- **What needs to be done**
The expected output is an exact restatement of all the records.

App and web page records:
>>>

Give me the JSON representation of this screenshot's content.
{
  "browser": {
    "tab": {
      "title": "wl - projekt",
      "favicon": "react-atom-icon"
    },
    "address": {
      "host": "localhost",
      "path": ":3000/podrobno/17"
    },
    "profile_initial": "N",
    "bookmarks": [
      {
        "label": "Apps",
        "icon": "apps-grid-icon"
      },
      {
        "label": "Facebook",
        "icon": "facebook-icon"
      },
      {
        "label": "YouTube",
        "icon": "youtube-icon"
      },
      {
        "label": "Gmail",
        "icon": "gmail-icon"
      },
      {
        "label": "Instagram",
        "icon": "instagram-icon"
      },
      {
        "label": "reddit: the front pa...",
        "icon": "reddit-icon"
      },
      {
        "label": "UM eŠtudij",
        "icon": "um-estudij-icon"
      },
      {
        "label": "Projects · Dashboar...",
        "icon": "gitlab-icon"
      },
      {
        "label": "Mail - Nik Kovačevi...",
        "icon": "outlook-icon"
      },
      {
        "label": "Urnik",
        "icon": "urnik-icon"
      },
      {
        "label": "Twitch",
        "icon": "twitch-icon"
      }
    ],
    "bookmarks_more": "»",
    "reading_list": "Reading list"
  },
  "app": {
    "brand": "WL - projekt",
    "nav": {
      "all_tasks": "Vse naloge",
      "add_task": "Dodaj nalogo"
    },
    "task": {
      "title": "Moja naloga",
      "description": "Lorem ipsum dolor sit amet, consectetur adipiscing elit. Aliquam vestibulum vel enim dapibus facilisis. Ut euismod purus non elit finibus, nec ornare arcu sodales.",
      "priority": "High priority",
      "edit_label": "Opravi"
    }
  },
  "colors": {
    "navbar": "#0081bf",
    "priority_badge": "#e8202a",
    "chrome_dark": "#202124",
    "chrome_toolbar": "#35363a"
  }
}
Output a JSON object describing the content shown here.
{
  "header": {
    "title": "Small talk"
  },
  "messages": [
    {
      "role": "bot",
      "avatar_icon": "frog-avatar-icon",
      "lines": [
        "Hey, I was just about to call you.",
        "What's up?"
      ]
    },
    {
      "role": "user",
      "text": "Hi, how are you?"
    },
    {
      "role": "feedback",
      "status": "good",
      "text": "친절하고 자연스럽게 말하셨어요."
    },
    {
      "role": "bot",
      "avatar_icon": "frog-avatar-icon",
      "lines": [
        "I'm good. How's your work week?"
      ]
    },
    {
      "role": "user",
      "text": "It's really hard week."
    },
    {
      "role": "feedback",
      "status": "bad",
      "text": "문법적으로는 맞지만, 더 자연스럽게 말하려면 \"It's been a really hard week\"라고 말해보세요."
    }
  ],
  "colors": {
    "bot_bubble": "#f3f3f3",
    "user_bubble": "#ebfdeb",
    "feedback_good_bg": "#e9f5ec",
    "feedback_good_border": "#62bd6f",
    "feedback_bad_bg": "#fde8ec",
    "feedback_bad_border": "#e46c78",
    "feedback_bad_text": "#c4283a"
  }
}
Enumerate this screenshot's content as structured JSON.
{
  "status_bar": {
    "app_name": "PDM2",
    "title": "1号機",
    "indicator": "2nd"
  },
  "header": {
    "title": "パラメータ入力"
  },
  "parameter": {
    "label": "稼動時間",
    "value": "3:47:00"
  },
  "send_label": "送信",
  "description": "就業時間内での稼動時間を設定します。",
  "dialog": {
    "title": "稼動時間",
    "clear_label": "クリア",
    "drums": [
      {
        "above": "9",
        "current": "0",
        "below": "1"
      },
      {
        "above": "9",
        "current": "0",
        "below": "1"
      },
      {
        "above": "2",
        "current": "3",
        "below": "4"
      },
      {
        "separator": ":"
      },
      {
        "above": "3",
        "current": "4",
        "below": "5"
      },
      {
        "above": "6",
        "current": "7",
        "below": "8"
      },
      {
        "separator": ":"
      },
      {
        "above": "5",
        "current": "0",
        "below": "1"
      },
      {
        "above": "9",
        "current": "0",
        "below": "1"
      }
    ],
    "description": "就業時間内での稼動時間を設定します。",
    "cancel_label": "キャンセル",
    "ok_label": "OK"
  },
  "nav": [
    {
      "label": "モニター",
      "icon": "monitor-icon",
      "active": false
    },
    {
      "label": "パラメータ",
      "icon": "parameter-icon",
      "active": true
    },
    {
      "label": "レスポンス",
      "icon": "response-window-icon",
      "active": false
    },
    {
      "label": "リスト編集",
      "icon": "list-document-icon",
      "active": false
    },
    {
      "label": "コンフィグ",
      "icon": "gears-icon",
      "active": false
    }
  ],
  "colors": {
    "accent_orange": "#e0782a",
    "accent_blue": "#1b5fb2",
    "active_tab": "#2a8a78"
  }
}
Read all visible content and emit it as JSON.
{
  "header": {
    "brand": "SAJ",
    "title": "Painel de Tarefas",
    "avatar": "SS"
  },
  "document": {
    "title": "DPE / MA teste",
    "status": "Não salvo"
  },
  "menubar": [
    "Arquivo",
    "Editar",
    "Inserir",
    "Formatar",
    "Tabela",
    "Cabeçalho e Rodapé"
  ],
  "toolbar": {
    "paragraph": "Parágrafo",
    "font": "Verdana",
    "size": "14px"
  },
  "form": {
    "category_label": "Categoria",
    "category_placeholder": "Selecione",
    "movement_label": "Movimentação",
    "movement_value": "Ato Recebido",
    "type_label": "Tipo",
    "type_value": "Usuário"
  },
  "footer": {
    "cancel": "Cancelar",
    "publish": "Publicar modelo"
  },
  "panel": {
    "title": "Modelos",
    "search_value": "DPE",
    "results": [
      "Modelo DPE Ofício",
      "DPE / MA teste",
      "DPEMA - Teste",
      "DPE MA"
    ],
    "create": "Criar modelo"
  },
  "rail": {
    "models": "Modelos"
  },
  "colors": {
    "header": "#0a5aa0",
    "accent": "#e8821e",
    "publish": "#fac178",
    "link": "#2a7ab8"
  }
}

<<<

- **Output of the task**
Give me the JSON representation of this screenshot's content.
{
  "browser": {
    "tab": {
      "title": "wl - projekt",
      "favicon": "react-atom-icon"
    },
    "address": {
      "host": "localhost",
      "path": ":3000/podrobno/17"
    },
    "profile_initial": "N",
    "bookmarks": [
      {
        "label": "Apps",
        "icon": "apps-grid-icon"
      },
      {
        "label": "Facebook",
        "icon": "facebook-icon"
      },
      {
        "label": "YouTube",
        "icon": "youtube-icon"
      },
      {
        "label": "Gmail",
        "icon": "gmail-icon"
      },
      {
        "label": "Instagram",
        "icon": "instagram-icon"
      },
      {
        "label": "reddit: the front pa...",
        "icon": "reddit-icon"
      },
      {
        "label": "UM eŠtudij",
        "icon": "um-estudij-icon"
      },
      {
        "label": "Projects · Dashboar...",
        "icon": "gitlab-icon"
      },
      {
        "label": "Mail - Nik Kovačevi...",
        "icon": "outlook-icon"
      },
      {
        "label": "Urnik",
        "icon": "urnik-icon"
      },
      {
        "label": "Twitch",
        "icon": "twitch-icon"
      }
    ],
    "bookmarks_more": "»",
    "reading_list": "Reading list"
  },
  "app": {
    "brand": "WL - projekt",
    "nav": {
      "all_tasks": "Vse naloge",
      "add_task": "Dodaj nalogo"
    },
    "task": {
      "title": "Moja naloga",
      "description": "Lorem ipsum dolor sit amet, consectetur adipiscing elit. Aliquam vestibulum vel enim dapibus facilisis. Ut euismod purus non elit finibus, nec ornare arcu sodales.",
      "priority": "High priority",
      "edit_label": "Opravi"
    }
  },
  "colors": {
    "navbar": "#0081bf",
    "priority_badge": "#e8202a",
    "chrome_dark": "#202124",
    "chrome_toolbar": "#35363a"
  }
}
Output a JSON object describing the content shown here.
{
  "header": {
    "title": "Small talk"
  },
  "messages": [
    {
      "role": "bot",
      "avatar_icon": "frog-avatar-icon",
      "lines": [
        "Hey, I was just about to call you.",
        "What's up?"
      ]
    },
    {
      "role": "user",
      "text": "Hi, how are you?"
    },
    {
      "role": "feedback",
      "status": "good",
      "text": "친절하고 자연스럽게 말하셨어요."
    },
    {
      "role": "bot",
      "avatar_icon": "frog-avatar-icon",
      "lines": [
        "I'm good. How's your work week?"
      ]
    },
    {
      "role": "user",
      "text": "It's really hard week."
    },
    {
      "role": "feedback",
      "status": "bad",
      "text": "문법적으로는 맞지만, 더 자연스럽게 말하려면 \"It's been a really hard week\"라고 말해보세요."
    }
  ],
  "colors": {
    "bot_bubble": "#f3f3f3",
    "user_bubble": "#ebfdeb",
    "feedback_good_bg": "#e9f5ec",
    "feedback_good_border": "#62bd6f",
    "feedback_bad_bg": "#fde8ec",
    "feedback_bad_border": "#e46c78",
    "feedback_bad_text": "#c4283a"
  }
}
Enumerate this screenshot's content as structured JSON.
{
  "status_bar": {
    "app_name": "PDM2",
    "title": "1号機",
    "indicator": "2nd"
  },
  "header": {
    "title": "パラメータ入力"
  },
  "parameter": {
    "label": "稼動時間",
    "value": "3:47:00"
  },
  "send_label": "送信",
  "description": "就業時間内での稼動時間を設定します。",
  "dialog": {
    "title": "稼動時間",
    "clear_label": "クリア",
    "drums": [
      {
        "above": "9",
        "current": "0",
        "below": "1"
      },
      {
        "above": "9",
        "current": "0",
        "below": "1"
      },
      {
        "above": "2",
        "current": "3",
        "below": "4"
      },
      {
        "separator": ":"
      },
      {
        "above": "3",
        "current": "4",
        "below": "5"
      },
      {
        "above": "6",
        "current": "7",
        "below": "8"
      },
      {
        "separator": ":"
      },
      {
        "above": "5",
        "current": "0",
        "below": "1"
      },
      {
        "above": "9",
        "current": "0",
        "below": "1"
      }
    ],
    "description": "就業時間内での稼動時間を設定します。",
    "cancel_label": "キャンセル",
    "ok_label": "OK"
  },
  "nav": [
    {
      "label": "モニター",
      "icon": "monitor-icon",
      "active": false
    },
    {
      "label": "パラメータ",
      "icon": "parameter-icon",
      "active": true
    },
    {
      "label": "レスポンス",
      "icon": "response-window-icon",
      "active": false
    },
    {
      "label": "リスト編集",
      "icon": "list-document-icon",
      "active": false
    },
    {
      "label": "コンフィグ",
      "icon": "gears-icon",
      "active": false
    }
  ],
  "colors": {
    "accent_orange": "#e0782a",
    "accent_blue": "#1b5fb2",
    "active_tab": "#2a8a78"
  }
}
Read all visible content and emit it as JSON.
{
  "header": {
    "brand": "SAJ",
    "title": "Painel de Tarefas",
    "avatar": "SS"
  },
  "document": {
    "title": "DPE / MA teste",
    "status": "Não salvo"
  },
  "menubar": [
    "Arquivo",
    "Editar",
    "Inserir",
    "Formatar",
    "Tabela",
    "Cabeçalho e Rodapé"
  ],
  "toolbar": {
    "paragraph": "Parágrafo",
    "font": "Verdana",
    "size": "14px"
  },
  "form": {
    "category_label": "Categoria",
    "category_placeholder": "Selecione",
    "movement_label": "Movimentação",
    "movement_value": "Ato Recebido",
    "type_label": "Tipo",
    "type_value": "Usuário"
  },
  "footer": {
    "cancel": "Cancelar",
    "publish": "Publicar modelo"
  },
  "panel": {
    "title": "Modelos",
    "search_value": "DPE",
    "results": [
      "Modelo DPE Ofício",
      "DPE / MA teste",
      "DPEMA - Teste",
      "DPE MA"
    ],
    "create": "Criar modelo"
  },
  "rail": {
    "models": "Modelos"
  },
  "colors": {
    "header": "#0a5aa0",
    "accent": "#e8821e",
    "publish": "#fac178",
    "link": "#2a7ab8"
  }
}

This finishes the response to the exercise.